An exact copy of every record below is needed, with the pictures left out.

*** Source data ***

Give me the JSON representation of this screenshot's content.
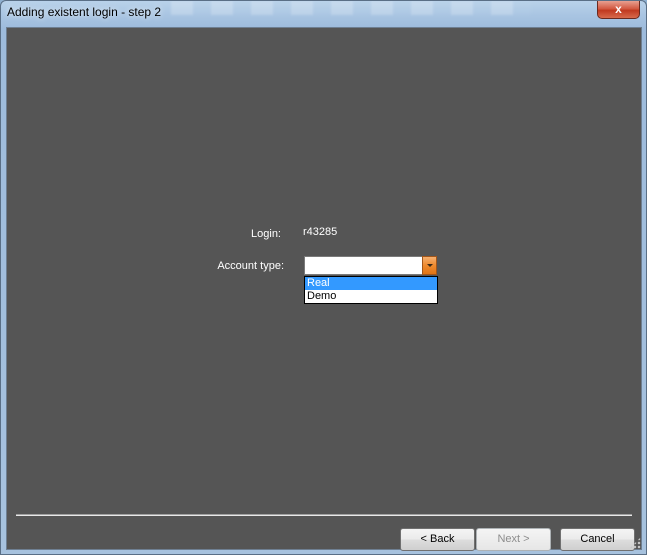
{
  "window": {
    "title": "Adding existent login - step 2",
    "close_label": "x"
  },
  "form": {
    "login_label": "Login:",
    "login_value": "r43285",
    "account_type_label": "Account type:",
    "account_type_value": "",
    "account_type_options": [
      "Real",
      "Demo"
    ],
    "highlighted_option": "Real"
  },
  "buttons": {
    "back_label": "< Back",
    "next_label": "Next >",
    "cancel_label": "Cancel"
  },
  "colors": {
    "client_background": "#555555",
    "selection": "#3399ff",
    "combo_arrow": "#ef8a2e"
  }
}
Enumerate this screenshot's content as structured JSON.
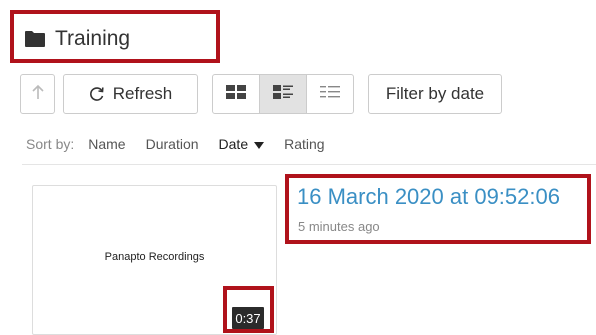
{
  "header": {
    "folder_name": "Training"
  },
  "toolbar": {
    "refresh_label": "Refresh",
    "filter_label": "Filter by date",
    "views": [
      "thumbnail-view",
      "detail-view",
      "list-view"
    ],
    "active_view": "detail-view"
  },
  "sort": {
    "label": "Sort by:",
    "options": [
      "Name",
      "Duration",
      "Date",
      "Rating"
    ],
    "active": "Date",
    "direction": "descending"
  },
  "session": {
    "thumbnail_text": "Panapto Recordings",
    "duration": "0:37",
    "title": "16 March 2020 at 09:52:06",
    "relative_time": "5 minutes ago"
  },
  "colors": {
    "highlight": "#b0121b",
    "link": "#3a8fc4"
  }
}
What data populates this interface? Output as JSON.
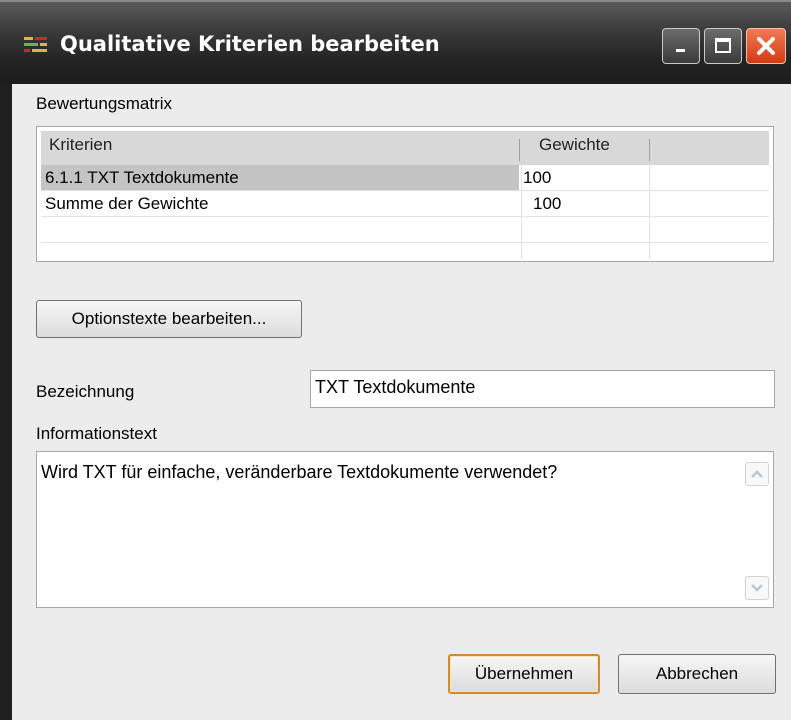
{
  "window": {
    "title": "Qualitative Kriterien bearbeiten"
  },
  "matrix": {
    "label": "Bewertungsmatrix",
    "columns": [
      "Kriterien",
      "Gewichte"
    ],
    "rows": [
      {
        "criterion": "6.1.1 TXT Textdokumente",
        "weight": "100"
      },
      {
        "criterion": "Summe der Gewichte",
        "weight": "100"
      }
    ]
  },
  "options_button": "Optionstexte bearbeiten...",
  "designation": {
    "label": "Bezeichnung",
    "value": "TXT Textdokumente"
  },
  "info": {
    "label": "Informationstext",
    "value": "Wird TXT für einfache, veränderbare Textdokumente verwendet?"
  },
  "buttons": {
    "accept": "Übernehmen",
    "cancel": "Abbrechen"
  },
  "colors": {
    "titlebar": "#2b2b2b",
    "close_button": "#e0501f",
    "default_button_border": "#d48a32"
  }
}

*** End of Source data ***

Exercise response:
Give me the JSON representation of this screenshot's content.
{
  "window": {
    "title": "Adding existent login - step 2",
    "close_label": "x"
  },
  "form": {
    "login_label": "Login:",
    "login_value": "r43285",
    "account_type_label": "Account type:",
    "account_type_value": "",
    "account_type_options": [
      "Real",
      "Demo"
    ],
    "highlighted_option": "Real"
  },
  "buttons": {
    "back_label": "< Back",
    "next_label": "Next >",
    "cancel_label": "Cancel"
  },
  "colors": {
    "client_background": "#555555",
    "selection": "#3399ff",
    "combo_arrow": "#ef8a2e"
  }
}
Enumerate this screenshot's content as structured JSON.
{
  "header": {
    "folder_name": "Training"
  },
  "toolbar": {
    "refresh_label": "Refresh",
    "filter_label": "Filter by date",
    "views": [
      "thumbnail-view",
      "detail-view",
      "list-view"
    ],
    "active_view": "detail-view"
  },
  "sort": {
    "label": "Sort by:",
    "options": [
      "Name",
      "Duration",
      "Date",
      "Rating"
    ],
    "active": "Date",
    "direction": "descending"
  },
  "session": {
    "thumbnail_text": "Panapto Recordings",
    "duration": "0:37",
    "title": "16 March 2020 at 09:52:06",
    "relative_time": "5 minutes ago"
  },
  "colors": {
    "highlight": "#b0121b",
    "link": "#3a8fc4"
  }
}
What data populates this interface? Output as JSON.
{
  "window": {
    "title": "Qualitative Kriterien bearbeiten"
  },
  "matrix": {
    "label": "Bewertungsmatrix",
    "columns": [
      "Kriterien",
      "Gewichte"
    ],
    "rows": [
      {
        "criterion": "6.1.1 TXT Textdokumente",
        "weight": "100"
      },
      {
        "criterion": "Summe der Gewichte",
        "weight": "100"
      }
    ]
  },
  "options_button": "Optionstexte bearbeiten...",
  "designation": {
    "label": "Bezeichnung",
    "value": "TXT Textdokumente"
  },
  "info": {
    "label": "Informationstext",
    "value": "Wird TXT für einfache, veränderbare Textdokumente verwendet?"
  },
  "buttons": {
    "accept": "Übernehmen",
    "cancel": "Abbrechen"
  },
  "colors": {
    "titlebar": "#2b2b2b",
    "close_button": "#e0501f",
    "default_button_border": "#d48a32"
  }
}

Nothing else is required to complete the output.